(Element data from apps and pages)
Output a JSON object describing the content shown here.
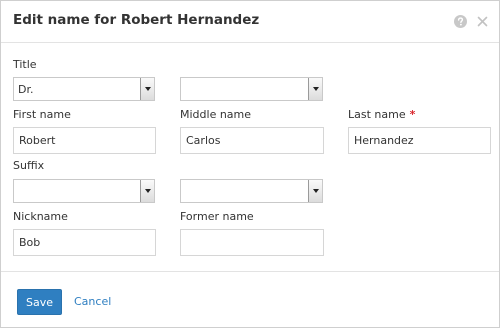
{
  "dialog": {
    "title": "Edit name for Robert Hernandez",
    "help_icon": "question-circle-icon",
    "close_icon": "close-icon"
  },
  "fields": {
    "title_label": "Title",
    "title_value": "Dr.",
    "title_secondary_value": "",
    "first_name_label": "First name",
    "first_name_value": "Robert",
    "middle_name_label": "Middle name",
    "middle_name_value": "Carlos",
    "last_name_label": "Last name",
    "last_name_required_marker": "*",
    "last_name_value": "Hernandez",
    "suffix_label": "Suffix",
    "suffix_value": "",
    "suffix_secondary_value": "",
    "nickname_label": "Nickname",
    "nickname_value": "Bob",
    "former_name_label": "Former name",
    "former_name_value": ""
  },
  "footer": {
    "save_label": "Save",
    "cancel_label": "Cancel"
  },
  "colors": {
    "primary": "#2f7fc1",
    "required": "#d9262c",
    "border": "#cfcfcf"
  }
}
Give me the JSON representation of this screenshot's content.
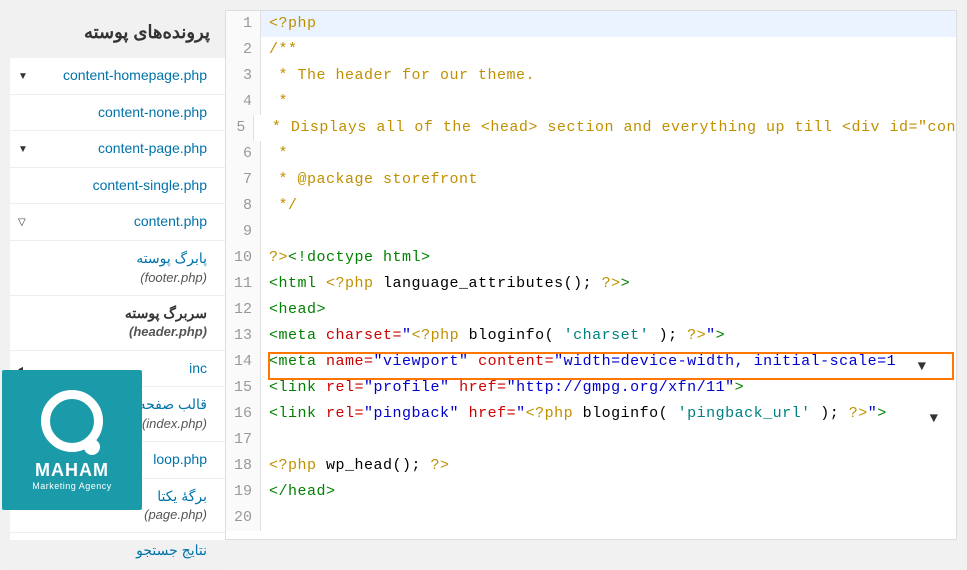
{
  "sidebar": {
    "header": "پرونده‌های پوسته",
    "files": [
      {
        "label": "content-homepage.php",
        "en": "",
        "chev": "▼"
      },
      {
        "label": "content-none.php",
        "en": ""
      },
      {
        "label": "content-page.php",
        "en": "",
        "chev": "▼"
      },
      {
        "label": "content-single.php",
        "en": ""
      },
      {
        "label": "content.php",
        "en": "",
        "chev": "▽"
      },
      {
        "label": "پابرگ پوسته",
        "en": "(footer.php)"
      },
      {
        "label": "سربرگ پوسته",
        "en": "(header.php)",
        "active": true
      },
      {
        "label": "inc",
        "en": "",
        "folder": true,
        "chev": "◂"
      },
      {
        "label": "قالب صفحه اصلی",
        "en": "(index.php)"
      },
      {
        "label": "loop.php",
        "en": ""
      },
      {
        "label": "برگهٔ یکتا",
        "en": "(page.php)"
      },
      {
        "label": "نتایج جستجو",
        "en": ""
      }
    ]
  },
  "code": {
    "lines": [
      {
        "n": 1,
        "hl": true,
        "html": "<span class='t-php'>&lt;?php</span>"
      },
      {
        "n": 2,
        "html": "<span class='t-cmt'>/**</span>"
      },
      {
        "n": 3,
        "html": "<span class='t-cmt'> * The header for our theme.</span>"
      },
      {
        "n": 4,
        "html": "<span class='t-cmt'> *</span>"
      },
      {
        "n": 5,
        "html": "<span class='t-cmt'> * Displays all of the &lt;head&gt; section and everything up till &lt;div id=\"con</span>"
      },
      {
        "n": 6,
        "html": "<span class='t-cmt'> *</span>"
      },
      {
        "n": 7,
        "html": "<span class='t-cmt'> * @package storefront</span>"
      },
      {
        "n": 8,
        "html": "<span class='t-cmt'> */</span>"
      },
      {
        "n": 9,
        "html": ""
      },
      {
        "n": 10,
        "html": "<span class='t-php'>?&gt;</span><span class='t-tag'>&lt;!doctype html&gt;</span>"
      },
      {
        "n": 11,
        "html": "<span class='t-tag'>&lt;html</span> <span class='t-php'>&lt;?php</span> language_attributes(); <span class='t-php'>?&gt;</span><span class='t-tag'>&gt;</span>"
      },
      {
        "n": 12,
        "html": "<span class='t-tag'>&lt;head&gt;</span>"
      },
      {
        "n": 13,
        "html": "<span class='t-tag'>&lt;meta</span> <span class='t-attr'>charset=</span><span class='t-val'>\"</span><span class='t-php'>&lt;?php</span> bloginfo( <span class='t-str'>'charset'</span> ); <span class='t-php'>?&gt;</span><span class='t-val'>\"</span><span class='t-tag'>&gt;</span>"
      },
      {
        "n": 14,
        "html": "<span class='t-tag'>&lt;meta</span> <span class='t-attr'>name=</span><span class='t-val'>\"viewport\"</span> <span class='t-attr'>content=</span><span class='t-val'>\"width=device-width, initial-scale=1</span>"
      },
      {
        "n": 15,
        "html": "<span class='t-tag'>&lt;link</span> <span class='t-attr'>rel=</span><span class='t-val'>\"profile\"</span> <span class='t-attr'>href=</span><span class='t-val'>\"http://gmpg.org/xfn/11\"</span><span class='t-tag'>&gt;</span>"
      },
      {
        "n": 16,
        "html": "<span class='t-tag'>&lt;link</span> <span class='t-attr'>rel=</span><span class='t-val'>\"pingback\"</span> <span class='t-attr'>href=</span><span class='t-val'>\"</span><span class='t-php'>&lt;?php</span> bloginfo( <span class='t-str'>'pingback_url'</span> ); <span class='t-php'>?&gt;</span><span class='t-val'>\"</span><span class='t-tag'>&gt;</span>"
      },
      {
        "n": 17,
        "html": ""
      },
      {
        "n": 18,
        "html": "<span class='t-php'>&lt;?php</span> wp_head(); <span class='t-php'>?&gt;</span>"
      },
      {
        "n": 19,
        "html": "<span class='t-tag'>&lt;/head&gt;</span>"
      },
      {
        "n": 20,
        "html": ""
      }
    ]
  },
  "logo": {
    "name": "MAHAM",
    "tag": "Marketing Agency"
  }
}
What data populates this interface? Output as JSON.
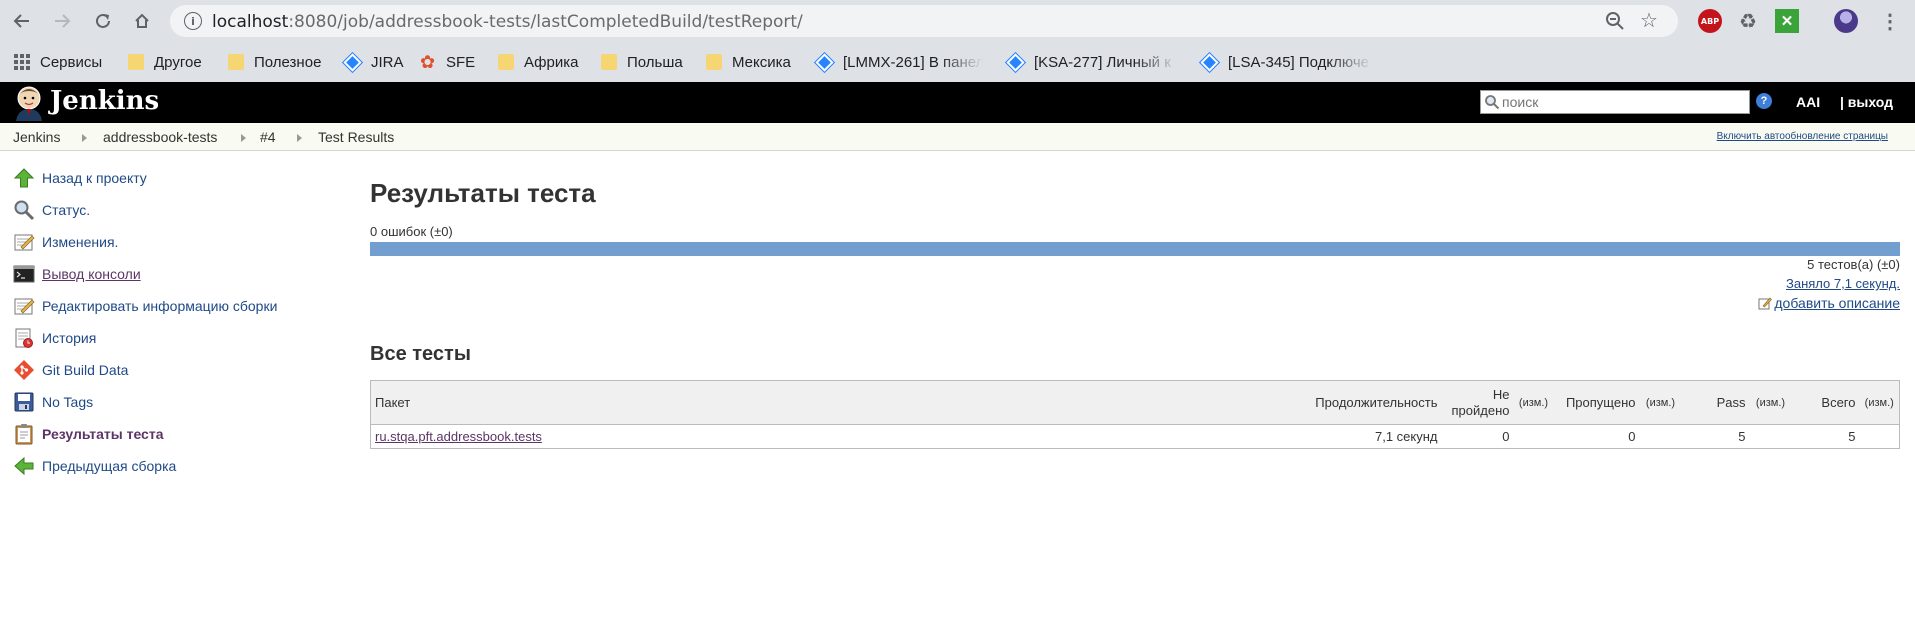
{
  "browser": {
    "url_host": "localhost",
    "url_path": ":8080/job/addressbook-tests/lastCompletedBuild/testReport/",
    "extensions": {
      "abp": "ABP"
    },
    "bookmarks": [
      {
        "label": "Сервисы",
        "icon": "apps-icon"
      },
      {
        "label": "Другое",
        "icon": "folder-icon"
      },
      {
        "label": "Полезное",
        "icon": "folder-icon"
      },
      {
        "label": "JIRA",
        "icon": "jira-icon"
      },
      {
        "label": "SFE",
        "icon": "sfe-icon"
      },
      {
        "label": "Африка",
        "icon": "folder-icon"
      },
      {
        "label": "Польша",
        "icon": "folder-icon"
      },
      {
        "label": "Мексика",
        "icon": "folder-icon"
      },
      {
        "label": "[LMMX-261] В панел",
        "icon": "jira-icon"
      },
      {
        "label": "[KSA-277] Личный к",
        "icon": "jira-icon"
      },
      {
        "label": "[LSA-345] Подключе",
        "icon": "jira-icon"
      }
    ]
  },
  "jenkins": {
    "title": "Jenkins",
    "search_placeholder": "поиск",
    "user": "AAI",
    "logout": "| выход"
  },
  "breadcrumbs": [
    "Jenkins",
    "addressbook-tests",
    "#4",
    "Test Results"
  ],
  "autorefresh": "Включить автообновление страницы",
  "side_tasks": [
    {
      "label": "Назад к проекту",
      "icon": "up-arrow-icon"
    },
    {
      "label": "Статус.",
      "icon": "search-icon"
    },
    {
      "label": "Изменения.",
      "icon": "notepad-icon"
    },
    {
      "label": "Вывод консоли",
      "icon": "terminal-icon"
    },
    {
      "label": "Редактировать информацию сборки",
      "icon": "notepad-icon"
    },
    {
      "label": "История",
      "icon": "history-icon"
    },
    {
      "label": "Git Build Data",
      "icon": "git-icon"
    },
    {
      "label": "No Tags",
      "icon": "save-icon"
    },
    {
      "label": "Результаты теста",
      "icon": "clipboard-icon"
    },
    {
      "label": "Предыдущая сборка",
      "icon": "left-arrow-icon"
    }
  ],
  "report": {
    "title": "Результаты теста",
    "failures": "0 ошибок (±0)",
    "pass_fraction": 1.0,
    "total": "5 тестов(а) (±0)",
    "took": "Заняло 7,1 секунд.",
    "add_description": "добавить описание",
    "all_tests_title": "Все тесты",
    "columns": {
      "package": "Пакет",
      "duration": "Продолжительность",
      "failed_1": "Не",
      "failed_2": "пройдено",
      "delta": "(изм.)",
      "skipped": "Пропущено",
      "pass": "Pass",
      "total": "Всего"
    },
    "rows": [
      {
        "package": "ru.stqa.pft.addressbook.tests",
        "duration": "7,1 секунд",
        "failed": "0",
        "skipped": "0",
        "pass": "5",
        "total": "5"
      }
    ]
  },
  "colors": {
    "jenkins_header": "#000000",
    "pass_bar": "#729fcf",
    "link": "#204a87",
    "visited_link": "#5c3566"
  }
}
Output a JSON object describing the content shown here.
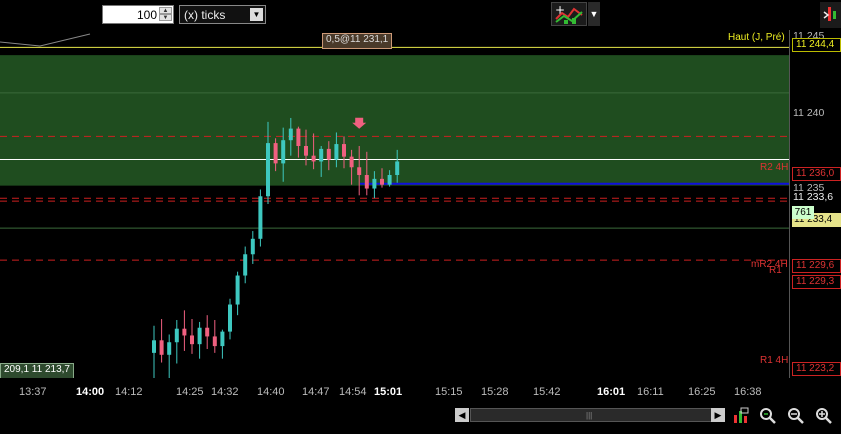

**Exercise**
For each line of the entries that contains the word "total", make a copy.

**Output of the task**
    "total": "5 тестов(а) (±0)",
      "total": "Всего"
        "total": "5"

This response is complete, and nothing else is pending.